__Task directions__.
Nothing should change. Output the data exactly.

-------

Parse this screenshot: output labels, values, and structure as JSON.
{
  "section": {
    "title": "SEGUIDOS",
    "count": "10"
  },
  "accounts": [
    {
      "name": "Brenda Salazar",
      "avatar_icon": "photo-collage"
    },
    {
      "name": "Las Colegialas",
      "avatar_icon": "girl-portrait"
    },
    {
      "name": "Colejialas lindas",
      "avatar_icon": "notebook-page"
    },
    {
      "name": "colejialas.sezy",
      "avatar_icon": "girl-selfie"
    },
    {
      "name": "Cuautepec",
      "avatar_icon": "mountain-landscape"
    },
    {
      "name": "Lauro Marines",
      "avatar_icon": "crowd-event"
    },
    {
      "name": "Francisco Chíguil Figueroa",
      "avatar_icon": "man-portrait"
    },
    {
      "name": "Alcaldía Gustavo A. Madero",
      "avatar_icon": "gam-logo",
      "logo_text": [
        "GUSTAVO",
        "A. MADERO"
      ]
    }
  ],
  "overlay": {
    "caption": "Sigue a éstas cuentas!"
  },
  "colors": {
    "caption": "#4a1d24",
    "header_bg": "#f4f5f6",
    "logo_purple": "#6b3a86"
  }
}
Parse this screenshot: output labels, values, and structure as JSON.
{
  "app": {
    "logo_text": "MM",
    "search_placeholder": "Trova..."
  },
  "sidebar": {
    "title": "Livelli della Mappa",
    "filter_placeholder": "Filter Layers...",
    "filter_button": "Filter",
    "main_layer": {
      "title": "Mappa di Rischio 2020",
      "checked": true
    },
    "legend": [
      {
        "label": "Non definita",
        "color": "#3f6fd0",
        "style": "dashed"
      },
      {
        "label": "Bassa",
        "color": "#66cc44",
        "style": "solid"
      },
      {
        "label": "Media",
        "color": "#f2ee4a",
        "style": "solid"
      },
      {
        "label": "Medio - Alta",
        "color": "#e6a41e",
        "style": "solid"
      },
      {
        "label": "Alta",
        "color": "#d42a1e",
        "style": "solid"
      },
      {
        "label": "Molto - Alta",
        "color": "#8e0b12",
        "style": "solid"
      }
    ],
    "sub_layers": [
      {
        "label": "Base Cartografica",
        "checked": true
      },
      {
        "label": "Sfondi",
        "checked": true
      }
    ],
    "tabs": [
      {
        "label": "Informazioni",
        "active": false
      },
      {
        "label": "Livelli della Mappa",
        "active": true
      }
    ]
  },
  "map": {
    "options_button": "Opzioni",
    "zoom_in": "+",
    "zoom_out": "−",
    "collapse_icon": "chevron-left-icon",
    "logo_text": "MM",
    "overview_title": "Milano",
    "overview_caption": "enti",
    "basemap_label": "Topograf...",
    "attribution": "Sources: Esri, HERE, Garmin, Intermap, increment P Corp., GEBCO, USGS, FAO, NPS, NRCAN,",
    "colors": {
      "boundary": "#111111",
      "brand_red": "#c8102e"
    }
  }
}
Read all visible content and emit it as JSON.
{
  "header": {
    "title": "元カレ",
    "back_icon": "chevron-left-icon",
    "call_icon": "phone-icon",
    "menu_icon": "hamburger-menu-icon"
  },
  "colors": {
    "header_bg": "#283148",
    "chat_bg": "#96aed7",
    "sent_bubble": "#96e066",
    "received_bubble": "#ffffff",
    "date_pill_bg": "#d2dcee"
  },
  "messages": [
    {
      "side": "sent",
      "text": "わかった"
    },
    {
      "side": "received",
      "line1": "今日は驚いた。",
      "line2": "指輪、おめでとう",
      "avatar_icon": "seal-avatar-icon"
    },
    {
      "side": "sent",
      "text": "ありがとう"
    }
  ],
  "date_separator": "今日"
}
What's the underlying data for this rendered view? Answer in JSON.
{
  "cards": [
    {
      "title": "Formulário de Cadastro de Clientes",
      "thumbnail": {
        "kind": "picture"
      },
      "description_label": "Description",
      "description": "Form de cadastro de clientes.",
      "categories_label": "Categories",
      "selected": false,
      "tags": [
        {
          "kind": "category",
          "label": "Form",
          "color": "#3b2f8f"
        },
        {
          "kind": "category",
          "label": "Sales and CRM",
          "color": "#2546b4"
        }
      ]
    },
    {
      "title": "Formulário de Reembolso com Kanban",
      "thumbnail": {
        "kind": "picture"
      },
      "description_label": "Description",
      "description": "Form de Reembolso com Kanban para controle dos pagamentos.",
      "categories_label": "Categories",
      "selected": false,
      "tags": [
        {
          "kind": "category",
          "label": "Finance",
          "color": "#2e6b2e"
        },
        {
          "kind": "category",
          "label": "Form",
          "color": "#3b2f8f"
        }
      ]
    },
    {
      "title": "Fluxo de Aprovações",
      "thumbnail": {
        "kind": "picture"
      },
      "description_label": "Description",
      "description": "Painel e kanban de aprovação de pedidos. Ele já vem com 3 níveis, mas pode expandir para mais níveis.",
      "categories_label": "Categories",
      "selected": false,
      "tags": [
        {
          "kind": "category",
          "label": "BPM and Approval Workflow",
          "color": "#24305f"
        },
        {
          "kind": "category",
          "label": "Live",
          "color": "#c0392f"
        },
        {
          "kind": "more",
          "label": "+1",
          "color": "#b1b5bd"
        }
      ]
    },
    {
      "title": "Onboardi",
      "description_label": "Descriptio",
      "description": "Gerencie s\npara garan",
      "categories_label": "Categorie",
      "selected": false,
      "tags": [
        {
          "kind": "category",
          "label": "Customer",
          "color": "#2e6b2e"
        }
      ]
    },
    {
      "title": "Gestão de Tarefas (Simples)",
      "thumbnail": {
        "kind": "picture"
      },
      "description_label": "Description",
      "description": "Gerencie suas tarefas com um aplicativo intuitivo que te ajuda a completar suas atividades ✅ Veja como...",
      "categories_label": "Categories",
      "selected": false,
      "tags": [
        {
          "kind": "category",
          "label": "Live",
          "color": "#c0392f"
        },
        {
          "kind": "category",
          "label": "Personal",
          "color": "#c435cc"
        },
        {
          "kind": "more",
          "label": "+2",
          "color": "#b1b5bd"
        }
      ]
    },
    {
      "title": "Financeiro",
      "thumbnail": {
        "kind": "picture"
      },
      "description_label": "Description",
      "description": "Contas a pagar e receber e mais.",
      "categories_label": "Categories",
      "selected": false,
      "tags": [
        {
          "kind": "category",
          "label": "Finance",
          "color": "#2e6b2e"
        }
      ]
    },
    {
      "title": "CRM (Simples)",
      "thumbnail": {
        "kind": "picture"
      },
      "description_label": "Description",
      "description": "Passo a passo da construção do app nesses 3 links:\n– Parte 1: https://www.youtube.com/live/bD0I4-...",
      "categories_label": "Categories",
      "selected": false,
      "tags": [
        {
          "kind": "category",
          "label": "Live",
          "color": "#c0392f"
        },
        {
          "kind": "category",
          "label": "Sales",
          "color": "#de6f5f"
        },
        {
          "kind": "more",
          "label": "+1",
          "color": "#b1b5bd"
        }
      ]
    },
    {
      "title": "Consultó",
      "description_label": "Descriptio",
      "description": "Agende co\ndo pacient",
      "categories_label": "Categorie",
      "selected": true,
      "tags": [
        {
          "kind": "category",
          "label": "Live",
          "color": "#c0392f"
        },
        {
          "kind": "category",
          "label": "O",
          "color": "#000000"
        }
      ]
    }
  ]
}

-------

__Answer space__.
Parse this screenshot: output labels, values, and structure as JSON.
{
  "section": {
    "title": "SEGUIDOS",
    "count": "10"
  },
  "accounts": [
    {
      "name": "Brenda Salazar",
      "avatar_icon": "photo-collage"
    },
    {
      "name": "Las Colegialas",
      "avatar_icon": "girl-portrait"
    },
    {
      "name": "Colejialas lindas",
      "avatar_icon": "notebook-page"
    },
    {
      "name": "colejialas.sezy",
      "avatar_icon": "girl-selfie"
    },
    {
      "name": "Cuautepec",
      "avatar_icon": "mountain-landscape"
    },
    {
      "name": "Lauro Marines",
      "avatar_icon": "crowd-event"
    },
    {
      "name": "Francisco Chíguil Figueroa",
      "avatar_icon": "man-portrait"
    },
    {
      "name": "Alcaldía Gustavo A. Madero",
      "avatar_icon": "gam-logo",
      "logo_text": [
        "GUSTAVO",
        "A. MADERO"
      ]
    }
  ],
  "overlay": {
    "caption": "Sigue a éstas cuentas!"
  },
  "colors": {
    "caption": "#4a1d24",
    "header_bg": "#f4f5f6",
    "logo_purple": "#6b3a86"
  }
}
Parse this screenshot: output labels, values, and structure as JSON.
{
  "app": {
    "logo_text": "MM",
    "search_placeholder": "Trova..."
  },
  "sidebar": {
    "title": "Livelli della Mappa",
    "filter_placeholder": "Filter Layers...",
    "filter_button": "Filter",
    "main_layer": {
      "title": "Mappa di Rischio 2020",
      "checked": true
    },
    "legend": [
      {
        "label": "Non definita",
        "color": "#3f6fd0",
        "style": "dashed"
      },
      {
        "label": "Bassa",
        "color": "#66cc44",
        "style": "solid"
      },
      {
        "label": "Media",
        "color": "#f2ee4a",
        "style": "solid"
      },
      {
        "label": "Medio - Alta",
        "color": "#e6a41e",
        "style": "solid"
      },
      {
        "label": "Alta",
        "color": "#d42a1e",
        "style": "solid"
      },
      {
        "label": "Molto - Alta",
        "color": "#8e0b12",
        "style": "solid"
      }
    ],
    "sub_layers": [
      {
        "label": "Base Cartografica",
        "checked": true
      },
      {
        "label": "Sfondi",
        "checked": true
      }
    ],
    "tabs": [
      {
        "label": "Informazioni",
        "active": false
      },
      {
        "label": "Livelli della Mappa",
        "active": true
      }
    ]
  },
  "map": {
    "options_button": "Opzioni",
    "zoom_in": "+",
    "zoom_out": "−",
    "collapse_icon": "chevron-left-icon",
    "logo_text": "MM",
    "overview_title": "Milano",
    "overview_caption": "enti",
    "basemap_label": "Topograf...",
    "attribution": "Sources: Esri, HERE, Garmin, Intermap, increment P Corp., GEBCO, USGS, FAO, NPS, NRCAN,",
    "colors": {
      "boundary": "#111111",
      "brand_red": "#c8102e"
    }
  }
}
Read all visible content and emit it as JSON.
{
  "header": {
    "title": "元カレ",
    "back_icon": "chevron-left-icon",
    "call_icon": "phone-icon",
    "menu_icon": "hamburger-menu-icon"
  },
  "colors": {
    "header_bg": "#283148",
    "chat_bg": "#96aed7",
    "sent_bubble": "#96e066",
    "received_bubble": "#ffffff",
    "date_pill_bg": "#d2dcee"
  },
  "messages": [
    {
      "side": "sent",
      "text": "わかった"
    },
    {
      "side": "received",
      "line1": "今日は驚いた。",
      "line2": "指輪、おめでとう",
      "avatar_icon": "seal-avatar-icon"
    },
    {
      "side": "sent",
      "text": "ありがとう"
    }
  ],
  "date_separator": "今日"
}
What's the underlying data for this rendered view? Answer in JSON.
{
  "cards": [
    {
      "title": "Formulário de Cadastro de Clientes",
      "thumbnail": {
        "kind": "picture"
      },
      "description_label": "Description",
      "description": "Form de cadastro de clientes.",
      "categories_label": "Categories",
      "selected": false,
      "tags": [
        {
          "kind": "category",
          "label": "Form",
          "color": "#3b2f8f"
        },
        {
          "kind": "category",
          "label": "Sales and CRM",
          "color": "#2546b4"
        }
      ]
    },
    {
      "title": "Formulário de Reembolso com Kanban",
      "thumbnail": {
        "kind": "picture"
      },
      "description_label": "Description",
      "description": "Form de Reembolso com Kanban para controle dos pagamentos.",
      "categories_label": "Categories",
      "selected": false,
      "tags": [
        {
          "kind": "category",
          "label": "Finance",
          "color": "#2e6b2e"
        },
        {
          "kind": "category",
          "label": "Form",
          "color": "#3b2f8f"
        }
      ]
    },
    {
      "title": "Fluxo de Aprovações",
      "thumbnail": {
        "kind": "picture"
      },
      "description_label": "Description",
      "description": "Painel e kanban de aprovação de pedidos. Ele já vem com 3 níveis, mas pode expandir para mais níveis.",
      "categories_label": "Categories",
      "selected": false,
      "tags": [
        {
          "kind": "category",
          "label": "BPM and Approval Workflow",
          "color": "#24305f"
        },
        {
          "kind": "category",
          "label": "Live",
          "color": "#c0392f"
        },
        {
          "kind": "more",
          "label": "+1",
          "color": "#b1b5bd"
        }
      ]
    },
    {
      "title": "Onboardi",
      "description_label": "Descriptio",
      "description": "Gerencie s\npara garan",
      "categories_label": "Categorie",
      "selected": false,
      "tags": [
        {
          "kind": "category",
          "label": "Customer",
          "color": "#2e6b2e"
        }
      ]
    },
    {
      "title": "Gestão de Tarefas (Simples)",
      "thumbnail": {
        "kind": "picture"
      },
      "description_label": "Description",
      "description": "Gerencie suas tarefas com um aplicativo intuitivo que te ajuda a completar suas atividades ✅ Veja como...",
      "categories_label": "Categories",
      "selected": false,
      "tags": [
        {
          "kind": "category",
          "label": "Live",
          "color": "#c0392f"
        },
        {
          "kind": "category",
          "label": "Personal",
          "color": "#c435cc"
        },
        {
          "kind": "more",
          "label": "+2",
          "color": "#b1b5bd"
        }
      ]
    },
    {
      "title": "Financeiro",
      "thumbnail": {
        "kind": "picture"
      },
      "description_label": "Description",
      "description": "Contas a pagar e receber e mais.",
      "categories_label": "Categories",
      "selected": false,
      "tags": [
        {
          "kind": "category",
          "label": "Finance",
          "color": "#2e6b2e"
        }
      ]
    },
    {
      "title": "CRM (Simples)",
      "thumbnail": {
        "kind": "picture"
      },
      "description_label": "Description",
      "description": "Passo a passo da construção do app nesses 3 links:\n– Parte 1: https://www.youtube.com/live/bD0I4-...",
      "categories_label": "Categories",
      "selected": false,
      "tags": [
        {
          "kind": "category",
          "label": "Live",
          "color": "#c0392f"
        },
        {
          "kind": "category",
          "label": "Sales",
          "color": "#de6f5f"
        },
        {
          "kind": "more",
          "label": "+1",
          "color": "#b1b5bd"
        }
      ]
    },
    {
      "title": "Consultó",
      "description_label": "Descriptio",
      "description": "Agende co\ndo pacient",
      "categories_label": "Categorie",
      "selected": true,
      "tags": [
        {
          "kind": "category",
          "label": "Live",
          "color": "#c0392f"
        },
        {
          "kind": "category",
          "label": "O",
          "color": "#000000"
        }
      ]
    }
  ]
}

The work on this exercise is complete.